App and web page records
——————
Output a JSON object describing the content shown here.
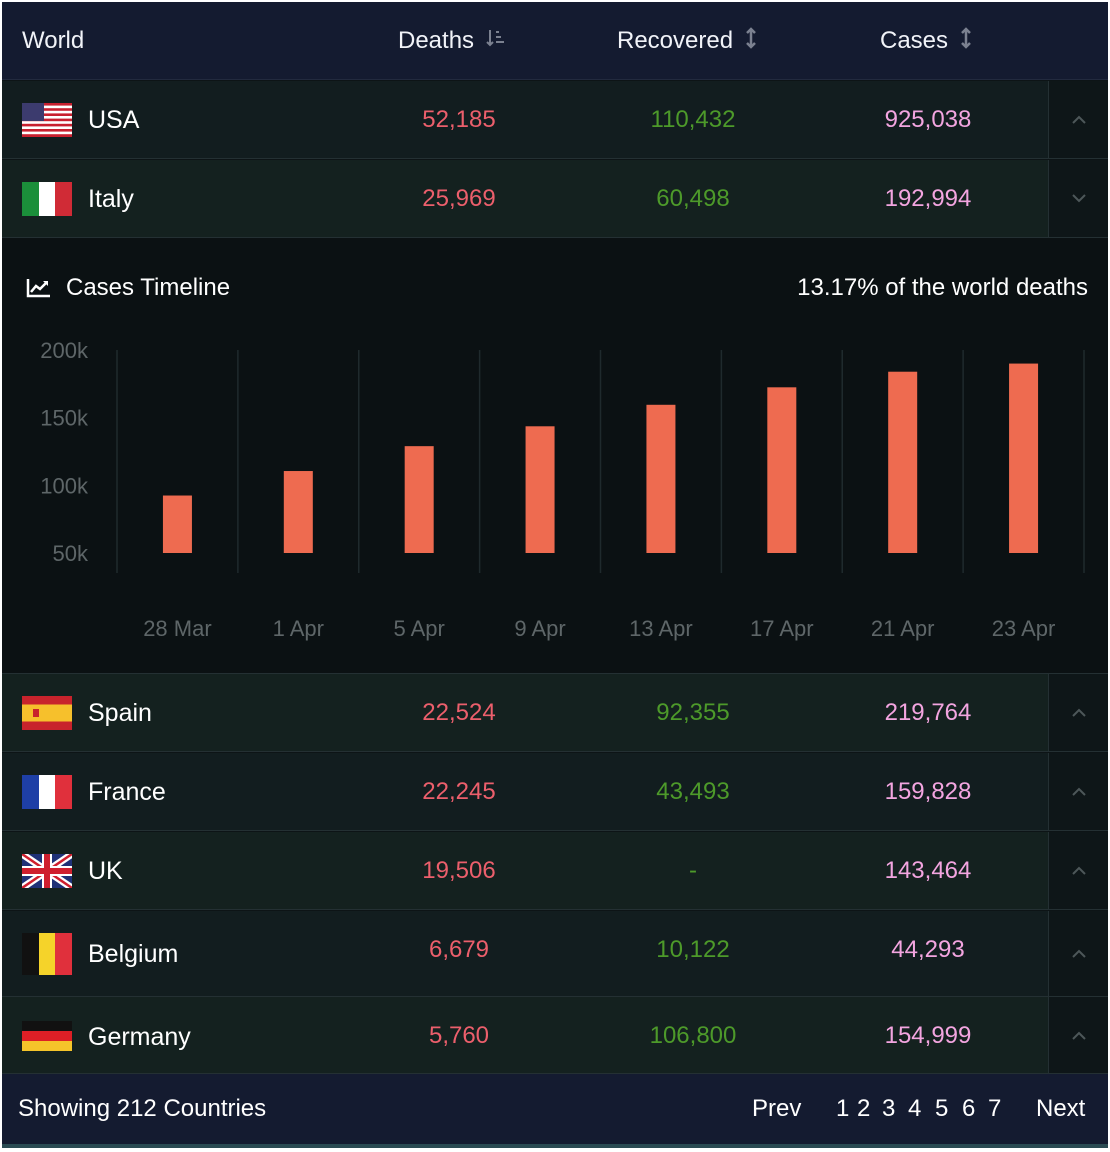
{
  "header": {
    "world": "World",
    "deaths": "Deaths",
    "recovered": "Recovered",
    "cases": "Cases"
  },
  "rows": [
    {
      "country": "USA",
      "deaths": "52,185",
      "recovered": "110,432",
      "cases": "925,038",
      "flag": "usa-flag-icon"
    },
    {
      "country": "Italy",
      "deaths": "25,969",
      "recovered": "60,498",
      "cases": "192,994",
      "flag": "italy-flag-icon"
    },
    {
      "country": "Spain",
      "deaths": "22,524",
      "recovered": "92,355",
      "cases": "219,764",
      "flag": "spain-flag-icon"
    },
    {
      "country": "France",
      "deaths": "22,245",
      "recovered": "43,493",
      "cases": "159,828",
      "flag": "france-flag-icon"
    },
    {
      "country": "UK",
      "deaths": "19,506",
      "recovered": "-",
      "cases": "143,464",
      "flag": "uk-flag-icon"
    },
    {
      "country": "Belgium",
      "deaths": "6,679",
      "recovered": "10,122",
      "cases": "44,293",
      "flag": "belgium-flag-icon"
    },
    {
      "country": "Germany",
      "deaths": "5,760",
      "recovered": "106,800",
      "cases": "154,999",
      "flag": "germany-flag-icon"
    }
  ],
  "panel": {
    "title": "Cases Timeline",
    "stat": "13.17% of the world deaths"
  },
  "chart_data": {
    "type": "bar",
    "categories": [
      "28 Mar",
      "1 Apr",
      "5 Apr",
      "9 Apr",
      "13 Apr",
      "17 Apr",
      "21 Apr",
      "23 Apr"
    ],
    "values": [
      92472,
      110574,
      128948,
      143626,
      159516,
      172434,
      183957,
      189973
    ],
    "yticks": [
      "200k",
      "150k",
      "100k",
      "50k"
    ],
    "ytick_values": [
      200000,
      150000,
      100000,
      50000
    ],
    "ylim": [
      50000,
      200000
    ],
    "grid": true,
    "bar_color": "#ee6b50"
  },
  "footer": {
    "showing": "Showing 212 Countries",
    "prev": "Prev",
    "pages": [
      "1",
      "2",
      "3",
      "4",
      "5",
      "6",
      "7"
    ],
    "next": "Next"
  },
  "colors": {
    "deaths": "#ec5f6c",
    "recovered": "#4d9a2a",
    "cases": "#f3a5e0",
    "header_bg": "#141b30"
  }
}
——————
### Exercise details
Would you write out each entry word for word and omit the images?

### Task output
Output a JSON object describing the content shown here.
{
  "header": {
    "world": "World",
    "deaths": "Deaths",
    "recovered": "Recovered",
    "cases": "Cases"
  },
  "rows": [
    {
      "country": "USA",
      "deaths": "52,185",
      "recovered": "110,432",
      "cases": "925,038",
      "flag": "usa-flag-icon"
    },
    {
      "country": "Italy",
      "deaths": "25,969",
      "recovered": "60,498",
      "cases": "192,994",
      "flag": "italy-flag-icon"
    },
    {
      "country": "Spain",
      "deaths": "22,524",
      "recovered": "92,355",
      "cases": "219,764",
      "flag": "spain-flag-icon"
    },
    {
      "country": "France",
      "deaths": "22,245",
      "recovered": "43,493",
      "cases": "159,828",
      "flag": "france-flag-icon"
    },
    {
      "country": "UK",
      "deaths": "19,506",
      "recovered": "-",
      "cases": "143,464",
      "flag": "uk-flag-icon"
    },
    {
      "country": "Belgium",
      "deaths": "6,679",
      "recovered": "10,122",
      "cases": "44,293",
      "flag": "belgium-flag-icon"
    },
    {
      "country": "Germany",
      "deaths": "5,760",
      "recovered": "106,800",
      "cases": "154,999",
      "flag": "germany-flag-icon"
    }
  ],
  "panel": {
    "title": "Cases Timeline",
    "stat": "13.17% of the world deaths"
  },
  "chart_data": {
    "type": "bar",
    "categories": [
      "28 Mar",
      "1 Apr",
      "5 Apr",
      "9 Apr",
      "13 Apr",
      "17 Apr",
      "21 Apr",
      "23 Apr"
    ],
    "values": [
      92472,
      110574,
      128948,
      143626,
      159516,
      172434,
      183957,
      189973
    ],
    "yticks": [
      "200k",
      "150k",
      "100k",
      "50k"
    ],
    "ytick_values": [
      200000,
      150000,
      100000,
      50000
    ],
    "ylim": [
      50000,
      200000
    ],
    "grid": true,
    "bar_color": "#ee6b50"
  },
  "footer": {
    "showing": "Showing 212 Countries",
    "prev": "Prev",
    "pages": [
      "1",
      "2",
      "3",
      "4",
      "5",
      "6",
      "7"
    ],
    "next": "Next"
  },
  "colors": {
    "deaths": "#ec5f6c",
    "recovered": "#4d9a2a",
    "cases": "#f3a5e0",
    "header_bg": "#141b30"
  }
}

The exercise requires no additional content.